Westinghouse and eight European consortium partners have received $2.2 million (ZAR26.8 million) in funding from the European Union “to establish the security of supply of nuclear fuel for Russian-designed reactors in the EU”, World Nuclear News reported on Monday.
The EU funding comes from the Euratom Research and Training Programme, which is part of Horizon 2020, the EU’s research and innovation programme. The move means that operators of Russian-built reactors in the EU will not have to rely solely on Russia’s Rosatom for nuclear fuel supply.
Five EU member states, Bulgaria, the Czech Republic, Finland, Hungary and Slovakia, operate Russian reactors (four VVER-1000 and 14 VVER-440 type units) and are currently solely dependent on Russia for nuclear fuel supply.
These reactors provide up to 52% of the electricity supply in the Member States concerned.
Improving energy security
The European Commission’s Community Research and Development Information Service (Cordis) explained that the scientific objectives of the proposed project include increased knowledge concerning the behaviour of the VVER-440 fuel during operation.
According to World Nuclear News, Cordis said: “State-of-the-art methods will be verified against an extensive database, including operating experience from several VVER-440 reactors as well as a number of other reactor designs and a wide range of operating conditions.
“The ability to accurately predict the fuel behaviour will be improved and thereby also the safety margins. New knowledge as well as identification of needs of technology development and improvements will be created in the fields of technologies for mechanical design, thermo-mechanical fuel rod design, and safety analysis for VVER fuel.”
Codis continued: “In addition to the technological advances, the project will identify the variation in licensing requirements between the authorities in the different countries. Through such identification, it will become clear that standardization would be beneficial and will foster a dialogue between the authorities/regulatory bodies.”
Yves Brachet, Westinghouse president, Europe, Middle East and Africa Region said the EU’s decision to provide funding demonstrates that it is “serious about taking measures to improve its energy security through a diversification of its nuclear fuel sources”.

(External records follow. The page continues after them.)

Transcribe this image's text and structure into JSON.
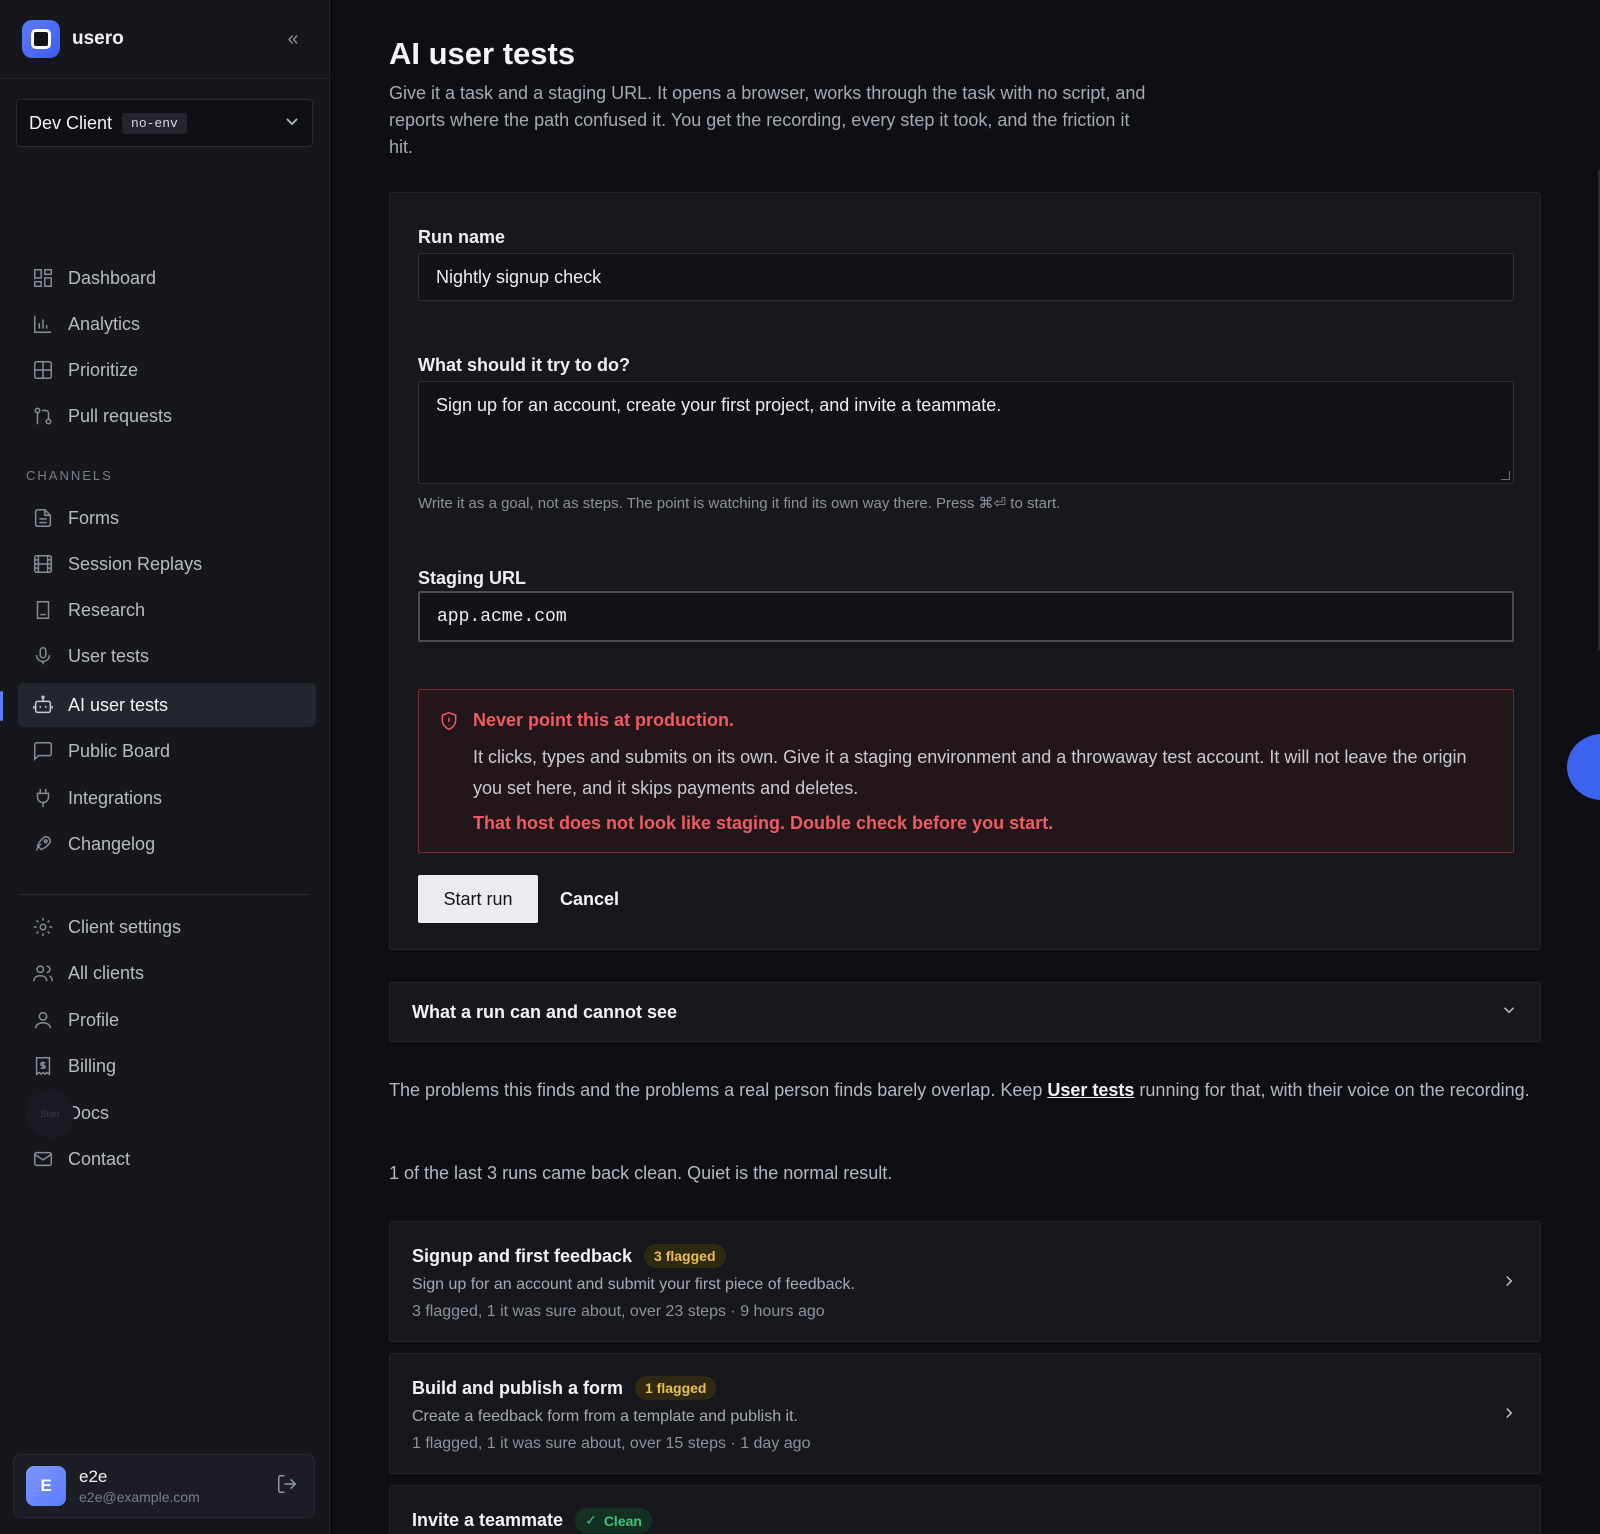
{
  "brand": {
    "name": "usero"
  },
  "client": {
    "name": "Dev Client",
    "env": "no-env"
  },
  "nav": {
    "main": [
      {
        "label": "Dashboard",
        "icon": "dashboard-icon"
      },
      {
        "label": "Analytics",
        "icon": "analytics-icon"
      },
      {
        "label": "Prioritize",
        "icon": "prioritize-icon"
      },
      {
        "label": "Pull requests",
        "icon": "pull-request-icon"
      }
    ],
    "channels_label": "CHANNELS",
    "channels": [
      {
        "label": "Forms",
        "icon": "form-icon"
      },
      {
        "label": "Session Replays",
        "icon": "film-icon"
      },
      {
        "label": "Research",
        "icon": "research-icon"
      },
      {
        "label": "User tests",
        "icon": "microphone-icon"
      },
      {
        "label": "AI user tests",
        "icon": "robot-icon",
        "active": true
      },
      {
        "label": "Public Board",
        "icon": "message-square-icon"
      },
      {
        "label": "Integrations",
        "icon": "plug-icon"
      },
      {
        "label": "Changelog",
        "icon": "rocket-icon"
      }
    ],
    "settings": [
      {
        "label": "Client settings",
        "icon": "gear-icon"
      },
      {
        "label": "All clients",
        "icon": "users-icon"
      },
      {
        "label": "Profile",
        "icon": "user-icon"
      },
      {
        "label": "Billing",
        "icon": "receipt-icon"
      },
      {
        "label": "Docs",
        "icon": "book-icon"
      },
      {
        "label": "Contact",
        "icon": "mail-icon"
      }
    ],
    "start_ghost": "Start"
  },
  "user": {
    "initial": "E",
    "name": "e2e",
    "email": "e2e@example.com"
  },
  "page": {
    "title": "AI user tests",
    "description": "Give it a task and a staging URL. It opens a browser, works through the task with no script, and reports where the path confused it. You get the recording, every step it took, and the friction it hit."
  },
  "form": {
    "run_name_label": "Run name",
    "run_name_value": "Nightly signup check",
    "task_label": "What should it try to do?",
    "task_value": "Sign up for an account, create your first project, and invite a teammate.",
    "task_hint": "Write it as a goal, not as steps. The point is watching it find its own way there. Press ⌘⏎ to start.",
    "url_label": "Staging URL",
    "url_value": "app.acme.com",
    "warning_title": "Never point this at production.",
    "warning_body": "It clicks, types and submits on its own. Give it a staging environment and a throwaway test account. It will not leave the origin you set here, and it skips payments and deletes.",
    "warning_alert": "That host does not look like staging. Double check before you start.",
    "start_label": "Start run",
    "cancel_label": "Cancel"
  },
  "accordion": {
    "title": "What a run can and cannot see"
  },
  "note": {
    "before": "The problems this finds and the problems a real person finds barely overlap. Keep ",
    "link": "User tests",
    "after": " running for that, with their voice on the recording."
  },
  "summary": "1 of the last 3 runs came back clean. Quiet is the normal result.",
  "runs": [
    {
      "title": "Signup and first feedback",
      "badge": "3 flagged",
      "status": "flagged",
      "desc": "Sign up for an account and submit your first piece of feedback.",
      "meta": "3 flagged, 1 it was sure about, over 23 steps · 9 hours ago"
    },
    {
      "title": "Build and publish a form",
      "badge": "1 flagged",
      "status": "flagged",
      "desc": "Create a feedback form from a template and publish it.",
      "meta": "1 flagged, 1 it was sure about, over 15 steps · 1 day ago"
    },
    {
      "title": "Invite a teammate",
      "badge": "Clean",
      "status": "clean",
      "desc": "",
      "meta": ""
    }
  ],
  "colors": {
    "accent": "#5b7cff",
    "danger": "#ef5a63",
    "flag": "#e9c04a",
    "clean": "#3fc27a",
    "background": "#0e0f14"
  }
}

Westinghouse will act as the coordinator for the project, along with consortium partners: Vuje (Slovakia); ÚJV Řež (Czech Republic); Lappeenranta University of Technology (LUT, Finland); National Nuclear Laboratory (NNL, UK); NucleoCon (Slovakia); National Science Centre Kharkov Institute of Physics and Technology (NSC KIPT, Ukraine); Institute for Transuranium Elements of the Joint Research Centre of the European Commission (JRC-ITU); and Enusa Industrias Avanzadas (ENUSA, Spain).
Westinghouse, ENUSA and NNL have experience in developing, licensing and manufacturing Westinghouse VVER-440 fuel in combination with operating experience at the Loviisa nuclear power plant in Finland.
Vuje, ÚJV Řež, LUT and NSC KIPT hold knowledge with regard to safety analysis, licensing, and experience in working with the local authorities in their respective countries.
The JRC-ITU and NucleoCon are experts on the development and adaption of the TRANS-URANUS code, which is used for fault analysis during the licensing process of pressurized water reactors.
Results of this analysis will be presented to members of the VVER community, including utilities, universities and other organizations with close links to the nuclear energy industry. Articles and papers presenting the work and the results of the project will be targeted for nuclear industry, magazines and conferences, explained the Codis.
The project, known as European Supply of Safe Nuclear Fuel (ESSANUF) focuses on licensing alternative nuclear fuel supplies for Russian-designed pressurized water reactors operating in the EU.